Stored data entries
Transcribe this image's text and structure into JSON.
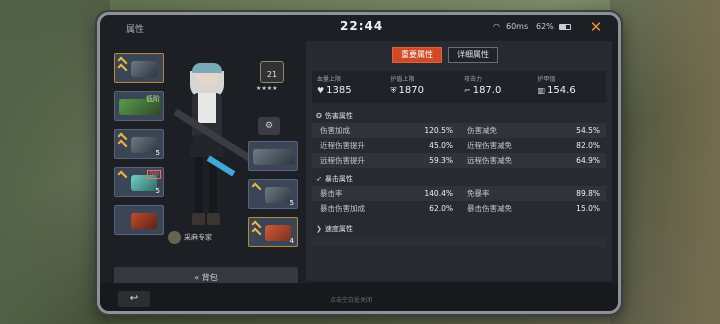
{
  "status_bar": {
    "title": "属性",
    "time": "22:44",
    "ping": "60ms",
    "battery": "62%",
    "close_icon": "close-icon"
  },
  "character": {
    "level": "21",
    "title": "采麻专家",
    "backpack_label": "背包",
    "gear_badge_red": "0/0",
    "gear_counts": [
      "5",
      "5",
      "4"
    ],
    "gear_tag_green": "低阶"
  },
  "tabs": [
    {
      "label": "重要属性",
      "active": true
    },
    {
      "label": "详细属性",
      "active": false
    }
  ],
  "main_stats": [
    {
      "label": "血量上限",
      "value": "1385",
      "icon": "heart-icon"
    },
    {
      "label": "护盾上限",
      "value": "1870",
      "icon": "shield-icon"
    },
    {
      "label": "攻击力",
      "value": "187.0",
      "icon": "gun-icon"
    },
    {
      "label": "护甲值",
      "value": "154.6",
      "icon": "armor-icon"
    }
  ],
  "sections": {
    "damage": {
      "title": "伤害属性",
      "rows": [
        [
          {
            "k": "伤害加成",
            "v": "120.5%"
          },
          {
            "k": "伤害减免",
            "v": "54.5%"
          }
        ],
        [
          {
            "k": "近程伤害提升",
            "v": "45.0%"
          },
          {
            "k": "近程伤害减免",
            "v": "82.0%"
          }
        ],
        [
          {
            "k": "远程伤害提升",
            "v": "59.3%"
          },
          {
            "k": "远程伤害减免",
            "v": "64.9%"
          }
        ]
      ]
    },
    "crit": {
      "title": "暴击属性",
      "rows": [
        [
          {
            "k": "暴击率",
            "v": "140.4%"
          },
          {
            "k": "免暴率",
            "v": "89.8%"
          }
        ],
        [
          {
            "k": "暴击伤害加成",
            "v": "62.0%"
          },
          {
            "k": "暴击伤害减免",
            "v": "15.0%"
          }
        ]
      ]
    },
    "speed": {
      "title": "速度属性"
    }
  },
  "bottom": {
    "hint": "点击空白处关闭"
  },
  "colors": {
    "accent": "#d04a28",
    "panel": "#272b31",
    "rank_gold": "#f0b640"
  }
}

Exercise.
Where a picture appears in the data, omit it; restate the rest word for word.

Response to the exercise.
Transcribe this image's text and structure into JSON.
{
  "status_bar": {
    "title": "属性",
    "time": "22:44",
    "ping": "60ms",
    "battery": "62%",
    "close_icon": "close-icon"
  },
  "character": {
    "level": "21",
    "title": "采麻专家",
    "backpack_label": "背包",
    "gear_badge_red": "0/0",
    "gear_counts": [
      "5",
      "5",
      "4"
    ],
    "gear_tag_green": "低阶"
  },
  "tabs": [
    {
      "label": "重要属性",
      "active": true
    },
    {
      "label": "详细属性",
      "active": false
    }
  ],
  "main_stats": [
    {
      "label": "血量上限",
      "value": "1385",
      "icon": "heart-icon"
    },
    {
      "label": "护盾上限",
      "value": "1870",
      "icon": "shield-icon"
    },
    {
      "label": "攻击力",
      "value": "187.0",
      "icon": "gun-icon"
    },
    {
      "label": "护甲值",
      "value": "154.6",
      "icon": "armor-icon"
    }
  ],
  "sections": {
    "damage": {
      "title": "伤害属性",
      "rows": [
        [
          {
            "k": "伤害加成",
            "v": "120.5%"
          },
          {
            "k": "伤害减免",
            "v": "54.5%"
          }
        ],
        [
          {
            "k": "近程伤害提升",
            "v": "45.0%"
          },
          {
            "k": "近程伤害减免",
            "v": "82.0%"
          }
        ],
        [
          {
            "k": "远程伤害提升",
            "v": "59.3%"
          },
          {
            "k": "远程伤害减免",
            "v": "64.9%"
          }
        ]
      ]
    },
    "crit": {
      "title": "暴击属性",
      "rows": [
        [
          {
            "k": "暴击率",
            "v": "140.4%"
          },
          {
            "k": "免暴率",
            "v": "89.8%"
          }
        ],
        [
          {
            "k": "暴击伤害加成",
            "v": "62.0%"
          },
          {
            "k": "暴击伤害减免",
            "v": "15.0%"
          }
        ]
      ]
    },
    "speed": {
      "title": "速度属性"
    }
  },
  "bottom": {
    "hint": "点击空白处关闭"
  },
  "colors": {
    "accent": "#d04a28",
    "panel": "#272b31",
    "rank_gold": "#f0b640"
  }
}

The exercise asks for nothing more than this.